He’s honed his skills at Dubai’s Tresind restaurant — which recently placed in the Mena’s 50 Best Restaurants list — and now chef Rahul Rana is leading the charge with his own take on Indian fine dining with a purely vegetarian concept.
Avatara sits in Voco Dubai, the space formerly occupied by the theatrical Tresind Studio, which in turn has moved to Nakheel Mall. And though meat is off the menu at the new restaurant, the bells and whistles remain a firm fixture.
The restaurant is going for a “reincarnation of soulful Indian food”, presented through a 15-course degustation menu with herbs and veggies plucked from local farms.
For Rana, the flavours of his childhood are even better this time around. “These are the dishes I was brought up eating and the first things I learnt to cook,” he says. “I’m from a leafy green village in the foothills of the Himalayas, and we’ve always cooked with lots of plants in my family.
“Back then, most Indian food was vegetarian. At Avatara, we've taken those authentic flavours and dishes, and elevated them into something spectacular.”
Much of the menu originates from Rana’s early years, although the rustic presentation of his childhood snacks is a thing of the past. Instead, the badon (root) chips feature crisp slithers of purple potato, sweet potato, lotus root, parsnip and beetroot, with each taking a painstaking two hours to perfect.
The badek dish, meanwhile, pairs deep-fried lentil fritters (an homage to Rana’s mum’s cooking) with fermented carrot and mustard water. “One of my earliest memories is reaching up to the kitchen counter and snatching up fritters before running away to devour them,” the chef says.
“Every single course in the menu has meaning, and most come from Indian celebrations.
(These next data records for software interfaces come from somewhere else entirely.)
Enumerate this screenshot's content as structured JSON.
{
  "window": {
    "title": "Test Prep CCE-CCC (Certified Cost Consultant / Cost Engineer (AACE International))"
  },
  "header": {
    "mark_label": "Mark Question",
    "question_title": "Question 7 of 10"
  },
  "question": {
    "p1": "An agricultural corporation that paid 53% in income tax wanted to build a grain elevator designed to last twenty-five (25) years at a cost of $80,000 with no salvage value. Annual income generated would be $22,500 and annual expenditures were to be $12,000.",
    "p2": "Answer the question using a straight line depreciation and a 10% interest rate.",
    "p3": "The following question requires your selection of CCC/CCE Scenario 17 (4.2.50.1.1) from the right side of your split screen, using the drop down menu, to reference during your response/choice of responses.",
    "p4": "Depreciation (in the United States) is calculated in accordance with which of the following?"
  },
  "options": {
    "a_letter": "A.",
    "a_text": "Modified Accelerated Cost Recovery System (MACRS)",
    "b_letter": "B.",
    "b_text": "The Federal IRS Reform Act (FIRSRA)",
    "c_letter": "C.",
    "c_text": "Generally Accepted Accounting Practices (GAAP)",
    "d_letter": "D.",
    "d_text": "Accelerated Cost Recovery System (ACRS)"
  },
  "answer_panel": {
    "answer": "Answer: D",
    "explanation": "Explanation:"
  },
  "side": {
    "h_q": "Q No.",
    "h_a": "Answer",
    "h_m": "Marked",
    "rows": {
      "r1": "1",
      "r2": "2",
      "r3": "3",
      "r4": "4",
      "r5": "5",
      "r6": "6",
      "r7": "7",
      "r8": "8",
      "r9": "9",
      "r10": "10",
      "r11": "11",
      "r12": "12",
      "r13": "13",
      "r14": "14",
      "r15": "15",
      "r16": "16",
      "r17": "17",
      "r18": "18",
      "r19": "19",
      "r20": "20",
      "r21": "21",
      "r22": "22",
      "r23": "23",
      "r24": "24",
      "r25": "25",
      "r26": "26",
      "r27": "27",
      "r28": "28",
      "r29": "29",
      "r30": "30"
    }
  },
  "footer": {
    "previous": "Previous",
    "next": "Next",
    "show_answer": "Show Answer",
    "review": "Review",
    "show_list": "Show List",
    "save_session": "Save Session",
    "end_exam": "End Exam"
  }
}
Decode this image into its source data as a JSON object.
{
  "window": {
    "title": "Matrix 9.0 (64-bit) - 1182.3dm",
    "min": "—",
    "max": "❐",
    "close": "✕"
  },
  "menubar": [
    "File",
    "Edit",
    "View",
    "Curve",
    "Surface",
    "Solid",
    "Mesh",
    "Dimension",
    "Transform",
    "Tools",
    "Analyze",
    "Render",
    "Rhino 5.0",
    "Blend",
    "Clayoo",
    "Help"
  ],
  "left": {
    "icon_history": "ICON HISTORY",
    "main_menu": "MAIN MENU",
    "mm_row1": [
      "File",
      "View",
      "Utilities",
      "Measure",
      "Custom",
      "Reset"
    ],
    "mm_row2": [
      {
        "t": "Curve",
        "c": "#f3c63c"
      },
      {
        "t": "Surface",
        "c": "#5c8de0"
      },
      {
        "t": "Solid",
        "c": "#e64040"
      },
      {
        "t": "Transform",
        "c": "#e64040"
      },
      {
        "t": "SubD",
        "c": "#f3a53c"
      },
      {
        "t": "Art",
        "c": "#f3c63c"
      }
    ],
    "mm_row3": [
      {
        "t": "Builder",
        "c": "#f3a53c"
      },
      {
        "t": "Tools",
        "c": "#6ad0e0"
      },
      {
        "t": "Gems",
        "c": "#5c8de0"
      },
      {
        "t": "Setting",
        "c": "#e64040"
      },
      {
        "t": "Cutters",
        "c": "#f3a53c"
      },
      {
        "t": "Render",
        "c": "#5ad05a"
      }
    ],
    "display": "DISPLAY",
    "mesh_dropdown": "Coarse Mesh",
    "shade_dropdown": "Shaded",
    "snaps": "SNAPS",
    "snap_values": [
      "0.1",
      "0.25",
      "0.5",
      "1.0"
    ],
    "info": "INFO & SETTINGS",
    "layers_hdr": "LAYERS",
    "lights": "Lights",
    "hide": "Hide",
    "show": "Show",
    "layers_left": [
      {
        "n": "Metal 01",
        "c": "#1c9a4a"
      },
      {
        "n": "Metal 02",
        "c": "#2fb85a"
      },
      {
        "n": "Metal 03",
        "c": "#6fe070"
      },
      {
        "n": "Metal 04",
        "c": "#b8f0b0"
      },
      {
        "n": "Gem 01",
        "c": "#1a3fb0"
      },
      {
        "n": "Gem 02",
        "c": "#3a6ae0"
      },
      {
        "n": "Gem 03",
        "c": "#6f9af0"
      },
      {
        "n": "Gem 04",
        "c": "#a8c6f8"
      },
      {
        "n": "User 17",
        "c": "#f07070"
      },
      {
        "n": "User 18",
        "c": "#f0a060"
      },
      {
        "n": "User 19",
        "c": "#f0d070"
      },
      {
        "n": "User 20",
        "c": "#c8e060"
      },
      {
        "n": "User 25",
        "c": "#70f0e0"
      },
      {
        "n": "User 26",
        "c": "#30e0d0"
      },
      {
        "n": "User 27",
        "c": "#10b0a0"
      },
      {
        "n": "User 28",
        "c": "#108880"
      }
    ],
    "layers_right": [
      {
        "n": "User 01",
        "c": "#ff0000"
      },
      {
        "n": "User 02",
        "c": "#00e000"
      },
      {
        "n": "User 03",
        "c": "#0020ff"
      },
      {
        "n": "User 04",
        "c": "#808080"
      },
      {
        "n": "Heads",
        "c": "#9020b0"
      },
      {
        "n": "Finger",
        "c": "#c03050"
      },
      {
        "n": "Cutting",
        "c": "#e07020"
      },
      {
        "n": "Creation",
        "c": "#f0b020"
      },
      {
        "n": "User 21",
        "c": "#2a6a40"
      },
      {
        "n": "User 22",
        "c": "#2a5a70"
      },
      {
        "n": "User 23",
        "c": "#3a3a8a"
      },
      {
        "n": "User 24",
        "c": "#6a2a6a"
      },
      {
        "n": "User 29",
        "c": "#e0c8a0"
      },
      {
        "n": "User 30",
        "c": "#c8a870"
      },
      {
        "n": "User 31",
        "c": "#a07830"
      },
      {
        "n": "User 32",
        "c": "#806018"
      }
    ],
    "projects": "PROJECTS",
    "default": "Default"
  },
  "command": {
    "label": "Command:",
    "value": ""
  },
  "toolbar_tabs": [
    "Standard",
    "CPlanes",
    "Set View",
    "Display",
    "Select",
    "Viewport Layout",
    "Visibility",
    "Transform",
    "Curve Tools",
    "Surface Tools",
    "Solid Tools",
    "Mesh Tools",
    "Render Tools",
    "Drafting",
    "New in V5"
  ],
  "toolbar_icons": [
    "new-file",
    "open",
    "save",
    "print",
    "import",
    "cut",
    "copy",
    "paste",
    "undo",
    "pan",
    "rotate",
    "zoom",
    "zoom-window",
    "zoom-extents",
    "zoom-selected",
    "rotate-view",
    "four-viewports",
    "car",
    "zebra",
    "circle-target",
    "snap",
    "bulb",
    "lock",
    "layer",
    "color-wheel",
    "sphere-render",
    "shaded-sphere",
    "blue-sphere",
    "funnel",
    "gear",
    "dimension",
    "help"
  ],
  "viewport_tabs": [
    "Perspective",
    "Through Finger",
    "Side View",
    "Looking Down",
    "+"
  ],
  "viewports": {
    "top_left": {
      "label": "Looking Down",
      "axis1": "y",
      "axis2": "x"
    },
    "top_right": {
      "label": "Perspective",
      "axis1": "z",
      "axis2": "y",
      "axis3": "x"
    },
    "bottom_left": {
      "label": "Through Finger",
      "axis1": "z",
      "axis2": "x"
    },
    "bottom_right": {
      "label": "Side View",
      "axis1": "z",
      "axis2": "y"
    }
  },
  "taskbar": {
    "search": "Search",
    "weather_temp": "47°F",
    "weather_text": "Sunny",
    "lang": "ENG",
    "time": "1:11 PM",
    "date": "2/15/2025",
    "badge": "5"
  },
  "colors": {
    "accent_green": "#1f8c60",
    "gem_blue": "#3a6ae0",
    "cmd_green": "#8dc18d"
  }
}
It’s basically 15 courses of party food.”
The restaurant seats only 24 guests a night, and each course arrives with an explanation of the dish’s origin and ingredients, often accompanied by a personal anecdote from the chef.
One of the most shocking revelations is the elimination of onion and garlic from all of the dishes. “They tend to overpower everything else,” Rana explains. “We want the flavours of the vegetables to really come through, so you can appreciate what you're eating.”
All the food is inspired by humble, seasonal ingredients that are natural and bursting with nutrients. Most of the produce arrives fresh from My Farm Dubai in Khawaneej, and Rana is determined to use as much local produce as possible.
“Not only is it fresher, but it’s also more sustainable; we're proud to support local farmers,” Rana says. “We plan to change the menu every three months depending on what is seasonally available in the Emirates.”
Rana began cooking with plants early in his career and grew his own produce in the gardens of Ananda restaurant in the Himalayas, where he worked as a chef in 2007. After working at various restaurants in Delhi, he moved to Dubai in 2016 to join the Tresind team as an executive pastry chef.
His background in vegetable-focused dining combined with the precision of patisserie has proved fruitful for the chef, allowing for an intricate menu that blooms on the plate and the palate.
And the changing habits of Dubai diners mean his skills are in high demand. “I worked at Tresind and Carnival by Tresind for six years, and in that time there’s been a huge increase in demand for vegetarian and plant-based dishes,” he says. “People are more conscious about where their food is coming from, but they still want the theatrics.
“It’s exciting to push the boundaries of vegetarian cooking and see what we can come up with. Vegetarian food is anything but boring and I hope we can change the mindset of what is possible.”
Rana’s family last visited from India four years ago, but now his mum is planning to visit, and Rana is thrilled at the prospect of serving her own recipes back to her almost two decades on as head chef of his own restaurant.
The chef says he isn’t too worried about sharing his new take on the family classics. “They know I can cook,” he says with a laugh. “As for whose [version] is better, I suppose you’ll never know.”